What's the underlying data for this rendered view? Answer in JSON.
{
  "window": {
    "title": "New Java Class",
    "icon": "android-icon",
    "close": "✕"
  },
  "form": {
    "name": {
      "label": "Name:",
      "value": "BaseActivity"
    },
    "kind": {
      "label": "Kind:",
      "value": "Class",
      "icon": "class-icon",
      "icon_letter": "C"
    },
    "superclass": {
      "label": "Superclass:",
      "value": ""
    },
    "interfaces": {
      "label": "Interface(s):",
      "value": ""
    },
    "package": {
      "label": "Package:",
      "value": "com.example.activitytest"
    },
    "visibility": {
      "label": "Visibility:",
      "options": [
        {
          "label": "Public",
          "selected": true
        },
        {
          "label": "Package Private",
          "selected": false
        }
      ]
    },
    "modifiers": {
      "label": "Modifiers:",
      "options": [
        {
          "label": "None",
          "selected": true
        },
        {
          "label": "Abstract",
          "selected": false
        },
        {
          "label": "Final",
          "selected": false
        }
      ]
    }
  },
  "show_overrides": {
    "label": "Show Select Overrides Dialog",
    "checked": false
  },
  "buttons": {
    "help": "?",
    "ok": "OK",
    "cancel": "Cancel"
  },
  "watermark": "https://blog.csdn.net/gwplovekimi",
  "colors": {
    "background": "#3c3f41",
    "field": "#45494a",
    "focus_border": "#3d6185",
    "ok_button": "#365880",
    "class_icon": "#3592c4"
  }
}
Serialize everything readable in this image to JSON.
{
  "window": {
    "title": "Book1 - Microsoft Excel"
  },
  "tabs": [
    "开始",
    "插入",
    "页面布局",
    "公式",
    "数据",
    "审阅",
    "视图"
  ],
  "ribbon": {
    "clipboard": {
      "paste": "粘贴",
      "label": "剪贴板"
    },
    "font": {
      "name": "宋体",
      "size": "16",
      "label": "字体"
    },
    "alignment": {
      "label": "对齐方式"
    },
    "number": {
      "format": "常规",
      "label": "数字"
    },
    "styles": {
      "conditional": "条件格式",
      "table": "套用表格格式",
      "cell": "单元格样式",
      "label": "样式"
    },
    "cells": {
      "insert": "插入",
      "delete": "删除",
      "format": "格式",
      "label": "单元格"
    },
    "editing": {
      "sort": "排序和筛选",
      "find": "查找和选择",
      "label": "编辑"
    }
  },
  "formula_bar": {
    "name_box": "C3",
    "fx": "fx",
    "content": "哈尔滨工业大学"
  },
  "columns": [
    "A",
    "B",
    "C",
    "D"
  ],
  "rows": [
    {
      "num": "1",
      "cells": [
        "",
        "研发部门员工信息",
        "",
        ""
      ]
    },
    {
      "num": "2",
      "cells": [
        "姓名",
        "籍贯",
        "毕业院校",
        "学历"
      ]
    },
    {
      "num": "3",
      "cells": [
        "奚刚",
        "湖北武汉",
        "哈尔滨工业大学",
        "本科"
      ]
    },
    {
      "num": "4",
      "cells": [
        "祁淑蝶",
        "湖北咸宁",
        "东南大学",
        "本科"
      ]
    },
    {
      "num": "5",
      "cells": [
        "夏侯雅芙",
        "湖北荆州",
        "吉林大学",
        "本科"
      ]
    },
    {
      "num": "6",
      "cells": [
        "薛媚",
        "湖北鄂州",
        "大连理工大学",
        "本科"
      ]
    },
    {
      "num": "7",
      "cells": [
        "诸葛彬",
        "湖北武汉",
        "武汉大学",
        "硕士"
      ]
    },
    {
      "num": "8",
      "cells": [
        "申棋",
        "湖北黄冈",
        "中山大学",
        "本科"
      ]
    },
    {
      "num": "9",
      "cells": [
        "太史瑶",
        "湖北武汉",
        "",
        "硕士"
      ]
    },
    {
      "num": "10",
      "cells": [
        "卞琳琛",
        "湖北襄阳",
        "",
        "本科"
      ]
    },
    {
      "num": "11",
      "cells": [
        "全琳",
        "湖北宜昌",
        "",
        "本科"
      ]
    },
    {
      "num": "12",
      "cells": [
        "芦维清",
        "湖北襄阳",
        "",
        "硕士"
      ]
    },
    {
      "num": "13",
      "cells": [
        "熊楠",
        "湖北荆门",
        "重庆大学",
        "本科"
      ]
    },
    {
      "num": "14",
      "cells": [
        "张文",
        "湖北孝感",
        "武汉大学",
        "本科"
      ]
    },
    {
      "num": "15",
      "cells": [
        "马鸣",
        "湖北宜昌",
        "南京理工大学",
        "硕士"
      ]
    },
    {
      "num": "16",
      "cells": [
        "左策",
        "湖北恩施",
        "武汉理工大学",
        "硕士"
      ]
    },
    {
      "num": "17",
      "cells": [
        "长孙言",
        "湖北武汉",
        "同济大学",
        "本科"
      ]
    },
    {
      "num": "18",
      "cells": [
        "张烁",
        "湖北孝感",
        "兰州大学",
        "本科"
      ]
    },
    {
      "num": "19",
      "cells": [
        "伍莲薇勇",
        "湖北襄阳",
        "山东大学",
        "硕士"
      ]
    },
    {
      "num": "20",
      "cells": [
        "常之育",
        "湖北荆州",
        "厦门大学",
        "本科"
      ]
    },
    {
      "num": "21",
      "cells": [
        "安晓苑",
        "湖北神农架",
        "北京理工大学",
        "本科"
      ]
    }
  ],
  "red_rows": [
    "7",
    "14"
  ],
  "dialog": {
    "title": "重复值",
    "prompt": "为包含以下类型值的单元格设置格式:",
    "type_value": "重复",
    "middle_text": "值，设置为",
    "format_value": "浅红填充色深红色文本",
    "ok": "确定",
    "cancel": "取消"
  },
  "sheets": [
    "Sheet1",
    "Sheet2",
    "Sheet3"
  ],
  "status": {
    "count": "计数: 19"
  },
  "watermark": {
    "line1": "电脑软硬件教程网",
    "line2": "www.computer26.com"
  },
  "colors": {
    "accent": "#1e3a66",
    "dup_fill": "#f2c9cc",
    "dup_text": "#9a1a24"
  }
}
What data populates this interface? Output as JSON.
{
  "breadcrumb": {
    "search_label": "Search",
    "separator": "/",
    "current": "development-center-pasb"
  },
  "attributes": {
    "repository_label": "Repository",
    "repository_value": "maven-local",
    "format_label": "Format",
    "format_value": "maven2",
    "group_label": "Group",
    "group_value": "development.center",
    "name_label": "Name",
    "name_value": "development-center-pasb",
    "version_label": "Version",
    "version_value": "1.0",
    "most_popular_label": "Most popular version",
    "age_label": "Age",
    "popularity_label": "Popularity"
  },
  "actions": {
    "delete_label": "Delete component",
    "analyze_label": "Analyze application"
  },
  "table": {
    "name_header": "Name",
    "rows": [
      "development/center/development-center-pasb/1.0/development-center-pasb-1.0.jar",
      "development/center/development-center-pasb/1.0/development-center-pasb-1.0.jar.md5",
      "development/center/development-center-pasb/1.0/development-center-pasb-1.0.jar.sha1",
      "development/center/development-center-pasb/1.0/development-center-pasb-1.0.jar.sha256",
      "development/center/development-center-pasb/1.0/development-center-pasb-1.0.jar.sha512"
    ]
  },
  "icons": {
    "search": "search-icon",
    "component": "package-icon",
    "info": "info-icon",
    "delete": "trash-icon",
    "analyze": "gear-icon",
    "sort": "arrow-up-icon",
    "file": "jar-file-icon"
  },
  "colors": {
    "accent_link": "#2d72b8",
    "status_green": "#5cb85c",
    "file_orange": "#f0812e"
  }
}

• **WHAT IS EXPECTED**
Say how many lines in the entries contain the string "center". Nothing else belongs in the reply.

• **SOLUTION FOR THIS EXERCISE**
8